The bike detection devices are part of Mayor Jackie Biskupski’s plan to make it easier to get around town on a bicycle. “We have been listening to the bicycling community and identifying ways to make biking a more attractive way to travel,” said Mayor Biskupski. “These bike detectors allow cyclists to cross streets quicker and safer.”
The majority of City traffic signals were installed to operate on a valley-wide timer designed to detect motorists on state roads. The new technology uses 16 microwave signals to recognize any person or vehicle that enters the detection zone. For bicyclists, the zones are marked with a bicycle symbol on the right side of the road.
“The goal is to provide people riding bicycles with the same ability to cross the street as a motorist,” said Becka Roolf, “City staff worked with the City’s Bicycle Advisory Committee and also considered past complaints from the public to identify intersections in need of the upgrades.”
The same technology is being used on hundreds of Salt Lake City intersections on main thoroughfares maintained by UDOT. The City has made this bicycle detection a standard when replacing traffic signals.
The following is a list of all the intersections where the equipment has been installed:
- 800 East & South Temple
- 5600 West & Amelia Earhart Drive
- Main Street & South Temple Street
- Wolcott Street & 100 South
- Wiley Post Way & Wright Brothers Drive
- 200 East & 1300 South
- 400 East & 1300 South
- 300 South & 700 East
- Star Crest Drive & 700 North

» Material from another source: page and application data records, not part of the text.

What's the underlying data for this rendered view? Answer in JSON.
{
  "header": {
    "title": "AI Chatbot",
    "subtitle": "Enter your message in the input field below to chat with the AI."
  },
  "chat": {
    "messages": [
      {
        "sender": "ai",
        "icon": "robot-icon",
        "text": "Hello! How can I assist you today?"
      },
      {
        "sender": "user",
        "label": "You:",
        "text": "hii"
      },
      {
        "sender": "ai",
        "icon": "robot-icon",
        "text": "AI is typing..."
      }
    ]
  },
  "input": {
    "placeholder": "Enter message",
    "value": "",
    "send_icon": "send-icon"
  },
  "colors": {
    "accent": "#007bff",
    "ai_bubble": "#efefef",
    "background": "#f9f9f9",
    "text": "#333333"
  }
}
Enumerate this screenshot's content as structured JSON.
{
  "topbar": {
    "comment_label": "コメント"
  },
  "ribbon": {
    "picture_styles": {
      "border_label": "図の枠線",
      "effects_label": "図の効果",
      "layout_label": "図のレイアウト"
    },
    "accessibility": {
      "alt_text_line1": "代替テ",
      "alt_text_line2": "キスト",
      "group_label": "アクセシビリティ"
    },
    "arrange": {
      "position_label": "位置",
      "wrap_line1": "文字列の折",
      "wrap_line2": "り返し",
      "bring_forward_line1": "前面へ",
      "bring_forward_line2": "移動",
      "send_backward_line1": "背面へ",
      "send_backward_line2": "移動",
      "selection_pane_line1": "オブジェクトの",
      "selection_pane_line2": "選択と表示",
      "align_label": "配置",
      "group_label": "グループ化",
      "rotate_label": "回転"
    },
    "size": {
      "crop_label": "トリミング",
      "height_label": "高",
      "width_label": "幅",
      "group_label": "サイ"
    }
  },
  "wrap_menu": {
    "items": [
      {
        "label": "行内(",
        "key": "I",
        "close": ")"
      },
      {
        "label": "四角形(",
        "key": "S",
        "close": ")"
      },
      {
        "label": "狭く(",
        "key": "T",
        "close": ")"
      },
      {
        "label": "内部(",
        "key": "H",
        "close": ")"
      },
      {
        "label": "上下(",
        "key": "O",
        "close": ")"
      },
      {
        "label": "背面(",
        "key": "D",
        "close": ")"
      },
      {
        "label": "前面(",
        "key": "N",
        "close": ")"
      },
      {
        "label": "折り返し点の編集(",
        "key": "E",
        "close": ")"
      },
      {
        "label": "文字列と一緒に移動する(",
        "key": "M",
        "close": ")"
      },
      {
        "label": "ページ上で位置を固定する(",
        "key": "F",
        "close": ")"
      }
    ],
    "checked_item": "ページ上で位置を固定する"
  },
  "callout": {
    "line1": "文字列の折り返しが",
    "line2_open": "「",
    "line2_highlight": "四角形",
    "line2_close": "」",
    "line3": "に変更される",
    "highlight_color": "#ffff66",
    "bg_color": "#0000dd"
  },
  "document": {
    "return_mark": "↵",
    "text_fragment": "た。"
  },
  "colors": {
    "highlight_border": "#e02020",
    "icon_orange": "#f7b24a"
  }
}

- Emery Street & California Avenue
More information about what Salt Lake City is doing to help bicyclists can be found at http://bikeslc.com/.